Many of these economists, including my own adviser Ricardo Reis, have published widely in many of the top journals and they all have a decent standing in the profession. Yet, they are deeply aware and acknowledge the things that they might have less conviction in, including the theories and models that don’t quite reconcile with evidence and data. This seems to be the common similarity to all of them.
But again, it’s no surprise that this is likely to be the hallmark of an outstanding economist because the nature of economics itself seldom yields a unique and static answer to most questions. Equivalently, one may also say that they have a conviction towards economics. Here, I am reminded of a line in Paul Krugman’s article Incidents from my career, which brings out another flavour of my attempt to this question: “…we all want power, we all want success, but the ultimate reward is the simple joy of understanding.”
- What are you looking forward to the most in the near future?
At the moment, I am graduating as an undergraduate from the LSE, and will be joining an investment bank to gain experience with their macroeconomics research team in Singapore. I can’t wait to reconcile the best of both academic economics and sell-side economics research! It is my belief that my experience writing a paper, together with the many models that I’ve learned, provide me with the grounding to think about things that we may observe in the real world, such as financial market developments and the behaviour of central banks. In the near future, I hope to spend more time studying and tinkering with data, applying them and using them together with academic models to sieve out the underlying narrative. In other words, I am most looking forward to becoming an economist!

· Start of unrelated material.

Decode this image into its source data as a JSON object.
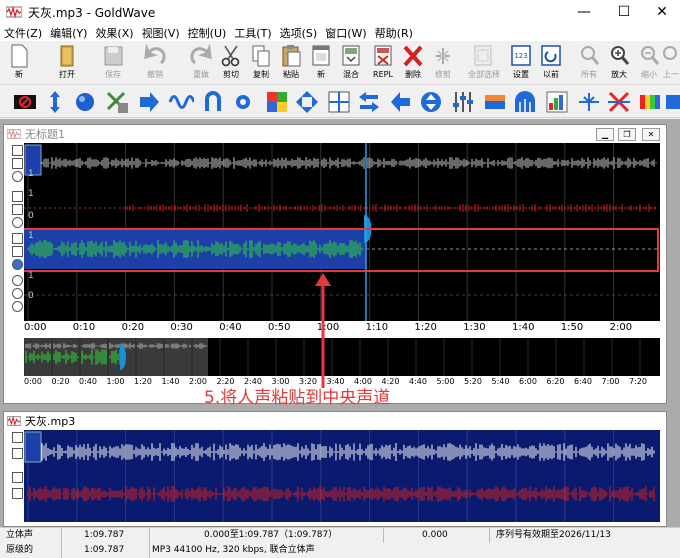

Thank you, Sitong, for your time. We wish you all the best for all your future projects!